#### What the task asks:
Could you report every line of the listing below that holds the word "author"?

#### Records provided:
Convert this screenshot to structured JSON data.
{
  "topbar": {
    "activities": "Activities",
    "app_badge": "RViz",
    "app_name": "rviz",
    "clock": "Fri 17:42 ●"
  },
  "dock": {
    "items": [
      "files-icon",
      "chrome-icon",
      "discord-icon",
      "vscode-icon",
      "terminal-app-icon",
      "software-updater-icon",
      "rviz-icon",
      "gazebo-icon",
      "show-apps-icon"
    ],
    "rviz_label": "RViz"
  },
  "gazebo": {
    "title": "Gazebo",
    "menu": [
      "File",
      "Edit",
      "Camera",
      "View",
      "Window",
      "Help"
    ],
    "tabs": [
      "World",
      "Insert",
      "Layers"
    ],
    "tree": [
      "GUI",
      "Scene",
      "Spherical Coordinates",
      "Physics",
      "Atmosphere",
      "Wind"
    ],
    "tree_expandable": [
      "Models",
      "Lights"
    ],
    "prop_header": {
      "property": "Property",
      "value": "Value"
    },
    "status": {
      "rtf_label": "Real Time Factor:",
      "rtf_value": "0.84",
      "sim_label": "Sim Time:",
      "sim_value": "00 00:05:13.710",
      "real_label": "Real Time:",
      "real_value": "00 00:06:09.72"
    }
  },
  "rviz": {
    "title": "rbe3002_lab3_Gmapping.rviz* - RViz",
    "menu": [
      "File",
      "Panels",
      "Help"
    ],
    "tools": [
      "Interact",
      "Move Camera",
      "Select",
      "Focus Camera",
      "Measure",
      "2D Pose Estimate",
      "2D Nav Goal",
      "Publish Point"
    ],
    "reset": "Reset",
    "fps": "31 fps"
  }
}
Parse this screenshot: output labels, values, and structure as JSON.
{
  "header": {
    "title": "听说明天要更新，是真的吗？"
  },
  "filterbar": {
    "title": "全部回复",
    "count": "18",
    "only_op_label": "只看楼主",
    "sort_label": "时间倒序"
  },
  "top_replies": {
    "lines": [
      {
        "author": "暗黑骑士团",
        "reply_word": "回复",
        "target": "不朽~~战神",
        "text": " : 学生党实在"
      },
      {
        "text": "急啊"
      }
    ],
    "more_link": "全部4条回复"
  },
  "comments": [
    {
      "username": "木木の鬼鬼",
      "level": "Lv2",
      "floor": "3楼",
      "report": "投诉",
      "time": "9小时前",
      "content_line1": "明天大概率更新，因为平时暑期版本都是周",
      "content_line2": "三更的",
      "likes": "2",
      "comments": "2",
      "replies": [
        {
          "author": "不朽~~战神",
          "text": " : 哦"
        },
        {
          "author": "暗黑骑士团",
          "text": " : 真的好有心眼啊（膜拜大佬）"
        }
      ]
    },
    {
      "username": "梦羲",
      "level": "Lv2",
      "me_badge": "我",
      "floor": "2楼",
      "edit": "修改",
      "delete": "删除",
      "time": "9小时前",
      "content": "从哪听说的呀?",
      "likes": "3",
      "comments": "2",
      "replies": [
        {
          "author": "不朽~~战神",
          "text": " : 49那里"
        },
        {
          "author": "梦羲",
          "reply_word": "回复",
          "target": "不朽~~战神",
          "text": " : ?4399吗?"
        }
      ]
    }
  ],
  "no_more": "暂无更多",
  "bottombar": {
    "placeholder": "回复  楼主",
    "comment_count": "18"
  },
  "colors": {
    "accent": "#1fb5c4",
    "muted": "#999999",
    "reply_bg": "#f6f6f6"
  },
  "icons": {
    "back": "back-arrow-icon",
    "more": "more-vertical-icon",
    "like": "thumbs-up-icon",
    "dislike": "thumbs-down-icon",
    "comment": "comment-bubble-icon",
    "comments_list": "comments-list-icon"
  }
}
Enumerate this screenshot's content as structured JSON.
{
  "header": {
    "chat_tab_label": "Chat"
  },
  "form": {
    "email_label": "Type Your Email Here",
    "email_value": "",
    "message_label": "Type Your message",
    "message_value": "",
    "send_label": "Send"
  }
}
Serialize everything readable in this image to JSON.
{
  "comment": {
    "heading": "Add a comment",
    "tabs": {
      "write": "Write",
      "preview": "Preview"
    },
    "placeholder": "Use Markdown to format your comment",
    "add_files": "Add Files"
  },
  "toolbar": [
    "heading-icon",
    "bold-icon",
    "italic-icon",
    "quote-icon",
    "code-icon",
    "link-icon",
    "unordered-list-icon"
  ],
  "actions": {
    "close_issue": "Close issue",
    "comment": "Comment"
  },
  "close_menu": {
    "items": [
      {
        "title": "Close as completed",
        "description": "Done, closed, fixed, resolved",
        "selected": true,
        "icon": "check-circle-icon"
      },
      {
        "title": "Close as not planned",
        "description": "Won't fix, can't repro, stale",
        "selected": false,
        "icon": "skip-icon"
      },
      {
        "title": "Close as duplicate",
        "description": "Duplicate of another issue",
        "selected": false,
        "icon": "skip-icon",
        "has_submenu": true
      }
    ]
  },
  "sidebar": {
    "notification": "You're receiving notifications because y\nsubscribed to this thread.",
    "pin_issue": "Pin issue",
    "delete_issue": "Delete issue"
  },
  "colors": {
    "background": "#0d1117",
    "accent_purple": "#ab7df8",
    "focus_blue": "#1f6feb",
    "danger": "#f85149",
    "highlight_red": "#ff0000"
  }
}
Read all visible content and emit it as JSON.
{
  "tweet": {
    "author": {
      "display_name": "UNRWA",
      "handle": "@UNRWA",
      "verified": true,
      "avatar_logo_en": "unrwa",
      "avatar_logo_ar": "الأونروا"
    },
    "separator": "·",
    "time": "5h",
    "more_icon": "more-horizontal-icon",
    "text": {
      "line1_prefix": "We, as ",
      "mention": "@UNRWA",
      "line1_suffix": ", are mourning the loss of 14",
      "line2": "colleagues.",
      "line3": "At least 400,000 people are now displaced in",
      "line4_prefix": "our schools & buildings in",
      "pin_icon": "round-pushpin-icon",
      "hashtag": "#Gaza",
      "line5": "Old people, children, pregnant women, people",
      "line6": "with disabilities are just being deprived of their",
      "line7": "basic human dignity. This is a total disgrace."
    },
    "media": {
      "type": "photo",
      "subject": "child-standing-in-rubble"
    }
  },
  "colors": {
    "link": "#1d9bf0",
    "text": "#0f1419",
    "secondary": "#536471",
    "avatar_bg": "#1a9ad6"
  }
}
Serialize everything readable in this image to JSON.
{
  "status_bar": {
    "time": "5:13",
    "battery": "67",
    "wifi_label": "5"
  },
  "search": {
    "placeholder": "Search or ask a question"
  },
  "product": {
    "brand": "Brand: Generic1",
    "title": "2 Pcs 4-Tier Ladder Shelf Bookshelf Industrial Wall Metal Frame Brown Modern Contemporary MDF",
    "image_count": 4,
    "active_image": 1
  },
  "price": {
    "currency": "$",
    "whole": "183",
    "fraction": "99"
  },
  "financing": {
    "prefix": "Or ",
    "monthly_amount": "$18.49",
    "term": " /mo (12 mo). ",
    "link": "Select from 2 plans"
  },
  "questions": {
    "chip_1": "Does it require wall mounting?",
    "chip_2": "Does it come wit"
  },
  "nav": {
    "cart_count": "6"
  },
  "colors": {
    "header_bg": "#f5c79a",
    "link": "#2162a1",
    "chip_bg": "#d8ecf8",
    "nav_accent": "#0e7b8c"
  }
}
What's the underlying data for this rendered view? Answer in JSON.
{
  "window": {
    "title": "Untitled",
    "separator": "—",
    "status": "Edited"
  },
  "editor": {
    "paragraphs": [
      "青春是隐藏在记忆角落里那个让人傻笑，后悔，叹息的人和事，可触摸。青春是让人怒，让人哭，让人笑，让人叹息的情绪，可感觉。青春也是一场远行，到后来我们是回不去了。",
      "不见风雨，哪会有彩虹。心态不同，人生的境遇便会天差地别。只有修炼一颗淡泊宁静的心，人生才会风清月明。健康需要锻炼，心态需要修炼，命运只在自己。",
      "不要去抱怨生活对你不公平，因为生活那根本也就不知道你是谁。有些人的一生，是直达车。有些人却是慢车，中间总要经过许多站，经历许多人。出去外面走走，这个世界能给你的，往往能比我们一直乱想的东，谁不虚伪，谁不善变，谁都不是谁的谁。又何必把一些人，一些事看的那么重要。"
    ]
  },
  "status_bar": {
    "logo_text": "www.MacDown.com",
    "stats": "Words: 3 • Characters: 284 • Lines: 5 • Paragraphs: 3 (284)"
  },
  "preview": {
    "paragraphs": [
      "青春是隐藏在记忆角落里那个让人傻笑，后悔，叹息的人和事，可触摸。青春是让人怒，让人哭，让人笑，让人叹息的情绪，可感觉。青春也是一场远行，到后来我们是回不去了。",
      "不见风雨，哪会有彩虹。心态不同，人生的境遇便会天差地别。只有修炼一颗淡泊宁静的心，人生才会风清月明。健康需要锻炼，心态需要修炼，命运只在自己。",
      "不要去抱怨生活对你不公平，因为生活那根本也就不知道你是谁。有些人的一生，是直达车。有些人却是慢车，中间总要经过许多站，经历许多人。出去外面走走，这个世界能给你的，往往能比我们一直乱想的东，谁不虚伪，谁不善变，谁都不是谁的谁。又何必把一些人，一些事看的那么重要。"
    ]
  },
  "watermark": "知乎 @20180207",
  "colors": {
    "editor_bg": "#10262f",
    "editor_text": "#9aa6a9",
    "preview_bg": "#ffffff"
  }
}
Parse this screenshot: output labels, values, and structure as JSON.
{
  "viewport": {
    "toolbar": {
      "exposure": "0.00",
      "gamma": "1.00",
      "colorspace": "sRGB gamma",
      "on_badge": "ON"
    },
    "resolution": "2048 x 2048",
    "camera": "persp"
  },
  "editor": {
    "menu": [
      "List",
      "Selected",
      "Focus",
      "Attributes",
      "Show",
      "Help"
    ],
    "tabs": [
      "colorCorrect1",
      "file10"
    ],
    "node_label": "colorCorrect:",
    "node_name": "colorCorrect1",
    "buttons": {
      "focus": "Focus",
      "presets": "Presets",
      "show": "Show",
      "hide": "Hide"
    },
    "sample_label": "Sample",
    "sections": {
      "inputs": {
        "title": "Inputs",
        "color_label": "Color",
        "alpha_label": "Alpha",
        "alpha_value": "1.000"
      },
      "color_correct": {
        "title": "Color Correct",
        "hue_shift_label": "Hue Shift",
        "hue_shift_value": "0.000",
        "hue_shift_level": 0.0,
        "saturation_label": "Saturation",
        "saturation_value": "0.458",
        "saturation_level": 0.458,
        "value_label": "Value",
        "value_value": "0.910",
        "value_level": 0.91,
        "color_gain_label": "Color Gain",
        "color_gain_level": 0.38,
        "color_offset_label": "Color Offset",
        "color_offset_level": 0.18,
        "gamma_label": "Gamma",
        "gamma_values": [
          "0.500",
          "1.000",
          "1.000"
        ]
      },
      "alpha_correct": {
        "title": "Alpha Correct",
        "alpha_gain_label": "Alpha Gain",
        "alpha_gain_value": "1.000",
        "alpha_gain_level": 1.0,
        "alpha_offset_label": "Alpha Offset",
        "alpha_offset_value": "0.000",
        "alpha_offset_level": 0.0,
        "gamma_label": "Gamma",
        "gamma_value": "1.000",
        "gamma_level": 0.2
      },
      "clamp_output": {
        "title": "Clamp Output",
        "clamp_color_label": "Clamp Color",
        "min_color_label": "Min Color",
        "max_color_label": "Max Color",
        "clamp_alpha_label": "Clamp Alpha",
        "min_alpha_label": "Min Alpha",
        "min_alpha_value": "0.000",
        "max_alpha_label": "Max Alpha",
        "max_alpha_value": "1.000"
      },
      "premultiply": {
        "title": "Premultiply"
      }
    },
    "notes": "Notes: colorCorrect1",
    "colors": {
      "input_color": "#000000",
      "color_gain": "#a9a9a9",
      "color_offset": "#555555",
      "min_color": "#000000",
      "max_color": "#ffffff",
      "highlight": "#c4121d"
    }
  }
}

#### Task result:
        "author": "暗黑骑士团",
          "author": "不朽~~战神",
          "author": "暗黑骑士团",
          "author": "不朽~~战神",
          "author": "梦羲",
    "author": {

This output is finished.